- Its legitimate interests, including commercial exploitation and any other constraints, such as data protection rules, privacy, confidentiality, trade secrets, union competitive interests, security rules or intellectual property rights.
- Granting access rights does not override or prejudice ownership of results or rights and obligations to protect results and/or relevant personal data.
In this context, we wish to remind that it is recommended to both clarify all intellectual property issues before the grant is signed, and to cover these clearly in the consortium agreement (including ownership and co-ownership of results, consortium-internal approval processes for the dissemination of results, pre-existing technologies, appropriate licensing agreements for background, etc.)
Concluding statements regarding the new provisions

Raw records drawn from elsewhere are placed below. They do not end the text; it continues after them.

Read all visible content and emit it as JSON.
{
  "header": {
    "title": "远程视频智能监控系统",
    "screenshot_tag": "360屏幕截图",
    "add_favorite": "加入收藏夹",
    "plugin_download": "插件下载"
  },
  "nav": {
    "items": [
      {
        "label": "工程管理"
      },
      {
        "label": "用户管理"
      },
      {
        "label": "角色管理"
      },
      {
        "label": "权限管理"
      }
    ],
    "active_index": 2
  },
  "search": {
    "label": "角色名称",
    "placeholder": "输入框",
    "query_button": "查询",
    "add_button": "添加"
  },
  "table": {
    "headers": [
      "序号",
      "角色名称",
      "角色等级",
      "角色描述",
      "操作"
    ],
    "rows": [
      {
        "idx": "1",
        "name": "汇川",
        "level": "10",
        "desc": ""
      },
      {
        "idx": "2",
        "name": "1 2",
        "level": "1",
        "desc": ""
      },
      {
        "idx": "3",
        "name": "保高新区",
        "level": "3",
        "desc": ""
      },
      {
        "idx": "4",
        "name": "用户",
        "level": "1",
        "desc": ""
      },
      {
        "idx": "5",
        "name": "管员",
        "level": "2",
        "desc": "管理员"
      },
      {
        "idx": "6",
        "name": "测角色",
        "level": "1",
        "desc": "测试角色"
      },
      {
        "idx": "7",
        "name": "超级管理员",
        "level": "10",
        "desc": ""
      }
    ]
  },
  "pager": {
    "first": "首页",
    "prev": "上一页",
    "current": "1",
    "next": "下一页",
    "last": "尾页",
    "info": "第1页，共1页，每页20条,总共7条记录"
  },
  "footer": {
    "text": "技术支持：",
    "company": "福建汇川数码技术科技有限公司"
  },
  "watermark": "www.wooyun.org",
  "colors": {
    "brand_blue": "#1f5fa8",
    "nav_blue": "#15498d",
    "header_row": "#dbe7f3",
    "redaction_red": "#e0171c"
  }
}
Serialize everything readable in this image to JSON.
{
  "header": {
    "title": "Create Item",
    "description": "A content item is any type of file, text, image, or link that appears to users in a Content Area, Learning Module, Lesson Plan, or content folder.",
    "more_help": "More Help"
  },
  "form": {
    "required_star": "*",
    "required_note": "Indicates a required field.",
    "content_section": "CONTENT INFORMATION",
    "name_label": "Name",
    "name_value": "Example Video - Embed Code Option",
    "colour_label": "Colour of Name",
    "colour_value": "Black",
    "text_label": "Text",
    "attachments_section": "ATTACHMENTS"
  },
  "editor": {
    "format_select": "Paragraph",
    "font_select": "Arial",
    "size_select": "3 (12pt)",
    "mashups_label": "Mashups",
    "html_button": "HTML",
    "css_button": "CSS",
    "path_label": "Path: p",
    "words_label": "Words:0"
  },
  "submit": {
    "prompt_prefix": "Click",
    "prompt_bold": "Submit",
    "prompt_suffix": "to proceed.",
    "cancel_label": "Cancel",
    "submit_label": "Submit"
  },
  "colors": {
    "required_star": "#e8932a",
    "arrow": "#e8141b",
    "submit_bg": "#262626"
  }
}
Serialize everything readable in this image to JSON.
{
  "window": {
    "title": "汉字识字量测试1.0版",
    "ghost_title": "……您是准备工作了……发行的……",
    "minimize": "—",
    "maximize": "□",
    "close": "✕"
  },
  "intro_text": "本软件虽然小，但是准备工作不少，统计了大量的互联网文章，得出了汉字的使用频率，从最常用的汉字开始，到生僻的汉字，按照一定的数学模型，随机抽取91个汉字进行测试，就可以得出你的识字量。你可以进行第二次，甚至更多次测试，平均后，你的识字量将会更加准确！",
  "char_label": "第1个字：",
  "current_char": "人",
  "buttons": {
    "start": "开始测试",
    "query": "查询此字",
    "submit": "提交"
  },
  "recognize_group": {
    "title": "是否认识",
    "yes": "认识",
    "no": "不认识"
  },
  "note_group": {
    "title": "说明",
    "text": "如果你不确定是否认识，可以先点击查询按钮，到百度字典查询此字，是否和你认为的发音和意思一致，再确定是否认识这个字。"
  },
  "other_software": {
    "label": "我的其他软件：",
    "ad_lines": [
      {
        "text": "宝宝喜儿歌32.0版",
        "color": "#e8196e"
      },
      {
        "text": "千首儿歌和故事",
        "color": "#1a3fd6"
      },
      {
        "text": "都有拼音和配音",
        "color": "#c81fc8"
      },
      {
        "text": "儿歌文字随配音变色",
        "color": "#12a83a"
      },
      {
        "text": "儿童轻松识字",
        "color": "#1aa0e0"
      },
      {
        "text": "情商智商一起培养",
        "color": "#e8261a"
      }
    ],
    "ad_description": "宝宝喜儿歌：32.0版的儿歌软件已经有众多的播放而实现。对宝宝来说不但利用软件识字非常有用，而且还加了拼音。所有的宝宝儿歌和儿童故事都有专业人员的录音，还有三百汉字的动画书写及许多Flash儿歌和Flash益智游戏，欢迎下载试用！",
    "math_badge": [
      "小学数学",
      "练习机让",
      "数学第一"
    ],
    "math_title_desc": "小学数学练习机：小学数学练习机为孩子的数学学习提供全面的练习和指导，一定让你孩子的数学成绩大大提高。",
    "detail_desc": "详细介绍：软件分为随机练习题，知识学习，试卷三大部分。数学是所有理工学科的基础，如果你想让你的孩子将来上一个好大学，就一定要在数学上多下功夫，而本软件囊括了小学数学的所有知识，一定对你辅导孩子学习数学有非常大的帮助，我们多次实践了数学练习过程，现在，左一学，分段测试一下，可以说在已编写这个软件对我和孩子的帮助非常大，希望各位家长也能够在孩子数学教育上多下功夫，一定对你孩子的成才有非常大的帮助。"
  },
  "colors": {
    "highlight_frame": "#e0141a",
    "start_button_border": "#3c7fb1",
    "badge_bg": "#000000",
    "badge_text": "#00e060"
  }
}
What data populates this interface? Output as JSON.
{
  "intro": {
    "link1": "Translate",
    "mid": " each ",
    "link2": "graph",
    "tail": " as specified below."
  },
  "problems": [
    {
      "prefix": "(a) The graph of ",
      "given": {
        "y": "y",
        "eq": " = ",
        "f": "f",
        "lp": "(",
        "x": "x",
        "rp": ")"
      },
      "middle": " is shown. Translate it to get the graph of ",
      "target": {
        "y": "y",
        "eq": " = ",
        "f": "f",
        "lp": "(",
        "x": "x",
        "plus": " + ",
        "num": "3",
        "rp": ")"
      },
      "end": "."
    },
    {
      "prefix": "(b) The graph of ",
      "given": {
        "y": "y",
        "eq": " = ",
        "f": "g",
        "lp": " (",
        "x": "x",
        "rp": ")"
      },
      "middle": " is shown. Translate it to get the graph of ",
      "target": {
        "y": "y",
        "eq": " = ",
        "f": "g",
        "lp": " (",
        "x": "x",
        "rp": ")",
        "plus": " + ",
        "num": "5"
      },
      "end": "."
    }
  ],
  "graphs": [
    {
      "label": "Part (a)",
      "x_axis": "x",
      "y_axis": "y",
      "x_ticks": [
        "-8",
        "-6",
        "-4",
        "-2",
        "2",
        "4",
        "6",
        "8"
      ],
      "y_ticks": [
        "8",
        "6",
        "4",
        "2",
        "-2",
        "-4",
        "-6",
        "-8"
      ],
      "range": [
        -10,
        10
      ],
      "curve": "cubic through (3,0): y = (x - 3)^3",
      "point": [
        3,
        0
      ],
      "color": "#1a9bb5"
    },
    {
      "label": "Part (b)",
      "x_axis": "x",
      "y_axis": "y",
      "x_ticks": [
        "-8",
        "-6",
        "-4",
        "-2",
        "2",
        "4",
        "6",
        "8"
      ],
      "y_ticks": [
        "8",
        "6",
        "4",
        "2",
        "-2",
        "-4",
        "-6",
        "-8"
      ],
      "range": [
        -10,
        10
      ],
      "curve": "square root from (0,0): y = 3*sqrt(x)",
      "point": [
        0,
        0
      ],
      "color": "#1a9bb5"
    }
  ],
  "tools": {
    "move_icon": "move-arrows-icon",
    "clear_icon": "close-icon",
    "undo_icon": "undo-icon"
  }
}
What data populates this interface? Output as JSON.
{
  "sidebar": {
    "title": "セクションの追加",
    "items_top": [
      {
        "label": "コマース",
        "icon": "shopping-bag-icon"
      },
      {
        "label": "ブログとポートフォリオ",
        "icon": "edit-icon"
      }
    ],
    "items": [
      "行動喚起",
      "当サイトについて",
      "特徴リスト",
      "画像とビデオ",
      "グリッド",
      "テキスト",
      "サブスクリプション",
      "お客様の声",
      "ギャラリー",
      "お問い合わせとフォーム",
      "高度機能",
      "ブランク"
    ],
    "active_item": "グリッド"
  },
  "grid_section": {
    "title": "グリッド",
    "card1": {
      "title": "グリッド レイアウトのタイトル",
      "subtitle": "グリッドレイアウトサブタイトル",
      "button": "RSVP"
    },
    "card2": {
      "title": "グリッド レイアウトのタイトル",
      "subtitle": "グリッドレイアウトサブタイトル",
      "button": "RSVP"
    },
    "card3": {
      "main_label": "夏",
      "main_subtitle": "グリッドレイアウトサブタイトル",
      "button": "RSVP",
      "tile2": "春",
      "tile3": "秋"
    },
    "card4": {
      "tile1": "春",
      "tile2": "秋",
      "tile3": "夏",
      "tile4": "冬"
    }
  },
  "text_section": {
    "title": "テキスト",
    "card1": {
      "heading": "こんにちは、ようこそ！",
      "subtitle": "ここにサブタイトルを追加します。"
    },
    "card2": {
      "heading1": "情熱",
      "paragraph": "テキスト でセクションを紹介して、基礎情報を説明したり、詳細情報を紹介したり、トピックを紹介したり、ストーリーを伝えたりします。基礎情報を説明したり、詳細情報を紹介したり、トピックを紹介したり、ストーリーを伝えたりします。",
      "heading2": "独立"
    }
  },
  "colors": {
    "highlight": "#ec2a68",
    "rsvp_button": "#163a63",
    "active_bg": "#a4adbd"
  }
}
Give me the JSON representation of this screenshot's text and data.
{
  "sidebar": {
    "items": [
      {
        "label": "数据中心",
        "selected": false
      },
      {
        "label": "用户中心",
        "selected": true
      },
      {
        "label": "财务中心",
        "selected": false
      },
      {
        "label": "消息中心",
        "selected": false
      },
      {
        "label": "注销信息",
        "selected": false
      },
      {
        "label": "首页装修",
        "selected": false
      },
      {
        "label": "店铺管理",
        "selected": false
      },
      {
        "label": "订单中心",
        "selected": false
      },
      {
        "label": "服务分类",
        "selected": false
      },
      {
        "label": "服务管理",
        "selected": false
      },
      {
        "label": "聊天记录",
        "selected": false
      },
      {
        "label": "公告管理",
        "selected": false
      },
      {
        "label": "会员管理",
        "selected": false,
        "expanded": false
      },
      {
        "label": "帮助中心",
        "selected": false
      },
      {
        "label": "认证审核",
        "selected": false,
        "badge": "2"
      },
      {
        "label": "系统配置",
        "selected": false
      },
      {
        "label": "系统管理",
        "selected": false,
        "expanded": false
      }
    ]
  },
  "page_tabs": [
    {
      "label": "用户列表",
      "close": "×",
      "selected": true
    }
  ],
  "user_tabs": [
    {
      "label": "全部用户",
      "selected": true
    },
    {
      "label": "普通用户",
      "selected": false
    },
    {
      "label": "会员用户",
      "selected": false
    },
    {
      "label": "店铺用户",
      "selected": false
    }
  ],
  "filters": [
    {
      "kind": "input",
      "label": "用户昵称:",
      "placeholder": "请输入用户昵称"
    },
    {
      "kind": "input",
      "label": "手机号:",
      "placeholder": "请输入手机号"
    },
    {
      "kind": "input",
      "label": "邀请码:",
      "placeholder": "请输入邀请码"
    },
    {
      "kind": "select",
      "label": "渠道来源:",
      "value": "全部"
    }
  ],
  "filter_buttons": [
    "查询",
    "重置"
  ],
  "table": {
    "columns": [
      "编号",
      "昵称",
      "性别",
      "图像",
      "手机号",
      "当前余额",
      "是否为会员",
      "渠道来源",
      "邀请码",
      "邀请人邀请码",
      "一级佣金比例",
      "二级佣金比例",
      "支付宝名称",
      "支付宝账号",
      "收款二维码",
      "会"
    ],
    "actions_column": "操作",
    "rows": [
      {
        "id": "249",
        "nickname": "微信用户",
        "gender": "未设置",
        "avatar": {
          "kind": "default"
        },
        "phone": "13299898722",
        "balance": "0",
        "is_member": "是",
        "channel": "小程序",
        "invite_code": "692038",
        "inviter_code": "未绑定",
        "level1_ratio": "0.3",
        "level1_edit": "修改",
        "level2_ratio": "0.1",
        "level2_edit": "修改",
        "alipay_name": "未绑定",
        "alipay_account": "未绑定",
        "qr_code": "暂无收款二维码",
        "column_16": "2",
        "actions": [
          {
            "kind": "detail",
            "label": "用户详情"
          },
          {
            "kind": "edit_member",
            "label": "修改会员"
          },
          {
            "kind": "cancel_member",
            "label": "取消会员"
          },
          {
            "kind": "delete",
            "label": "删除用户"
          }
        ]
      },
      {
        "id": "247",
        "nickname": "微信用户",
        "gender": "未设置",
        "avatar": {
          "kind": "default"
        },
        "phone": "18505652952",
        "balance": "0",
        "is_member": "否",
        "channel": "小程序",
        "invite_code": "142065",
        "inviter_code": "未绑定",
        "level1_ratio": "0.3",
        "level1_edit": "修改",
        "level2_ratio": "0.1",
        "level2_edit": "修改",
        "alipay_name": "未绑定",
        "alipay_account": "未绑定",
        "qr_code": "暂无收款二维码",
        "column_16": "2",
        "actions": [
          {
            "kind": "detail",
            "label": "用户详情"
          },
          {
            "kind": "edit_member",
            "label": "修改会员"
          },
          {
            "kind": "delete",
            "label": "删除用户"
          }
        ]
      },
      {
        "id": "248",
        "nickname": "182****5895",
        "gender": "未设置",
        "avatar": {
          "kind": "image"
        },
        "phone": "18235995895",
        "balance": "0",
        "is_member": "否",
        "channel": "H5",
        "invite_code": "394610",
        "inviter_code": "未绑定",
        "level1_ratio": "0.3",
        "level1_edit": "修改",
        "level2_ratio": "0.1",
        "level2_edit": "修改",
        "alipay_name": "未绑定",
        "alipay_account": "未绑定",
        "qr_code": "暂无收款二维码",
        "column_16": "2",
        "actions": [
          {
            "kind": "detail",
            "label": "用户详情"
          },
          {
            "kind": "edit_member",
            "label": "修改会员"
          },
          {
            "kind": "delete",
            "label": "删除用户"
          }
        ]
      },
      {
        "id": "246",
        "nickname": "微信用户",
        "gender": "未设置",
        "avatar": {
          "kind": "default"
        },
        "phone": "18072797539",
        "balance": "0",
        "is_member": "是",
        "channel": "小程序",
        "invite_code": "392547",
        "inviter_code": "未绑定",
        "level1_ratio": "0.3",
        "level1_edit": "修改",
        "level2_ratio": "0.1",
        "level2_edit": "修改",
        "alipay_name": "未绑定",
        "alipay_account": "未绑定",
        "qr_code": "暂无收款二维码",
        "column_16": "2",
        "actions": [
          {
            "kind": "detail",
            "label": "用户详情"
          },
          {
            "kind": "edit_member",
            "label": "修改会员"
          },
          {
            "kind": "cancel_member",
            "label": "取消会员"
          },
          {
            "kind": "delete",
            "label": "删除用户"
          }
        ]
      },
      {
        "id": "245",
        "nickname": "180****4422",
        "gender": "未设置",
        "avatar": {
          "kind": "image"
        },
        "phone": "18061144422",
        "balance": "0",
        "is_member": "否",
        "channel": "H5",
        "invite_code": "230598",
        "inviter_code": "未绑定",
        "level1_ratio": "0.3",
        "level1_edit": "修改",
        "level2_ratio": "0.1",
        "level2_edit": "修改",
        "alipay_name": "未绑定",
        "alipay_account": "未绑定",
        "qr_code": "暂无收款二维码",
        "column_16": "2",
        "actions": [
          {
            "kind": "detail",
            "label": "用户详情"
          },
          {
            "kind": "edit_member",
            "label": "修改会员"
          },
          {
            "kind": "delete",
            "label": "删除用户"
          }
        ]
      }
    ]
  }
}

We hope this article is helpful in acquiring a better understanding of the latest EIC provisions for EIC Pathfinder and EIC Transition grants, in terms of how they work, the various parties affected by them, and the possible situations that may lead to exceptions of these provisions. Since these latest provisions are still quite early-stage, we are sure that more discussions are yet to follow regarding their ongoing applications. Therefore, it is important to remember the overarching fundamental goal of these provisions – to push forward the dissemination and exploitation of results of EIC-funded projects in order to maximize their overall impact. In this context, it is our position that once we overcome the ‘growing pains’ and adjust to these new provisions, they will in fact lead to better-streamlined dissemination and exploitation activities. These, in turn, will ultimately help amplify the impact of EIC-funded projects. That being said, we know there will be many cases where it will be rather easy to avoid implementation of the provisions, provided justified reason to do so. Moving forward, should you need any further assistance with these additional IP provisions, or any other aspects of your upcoming EIC research application, we invite you to reach out to us for assistance.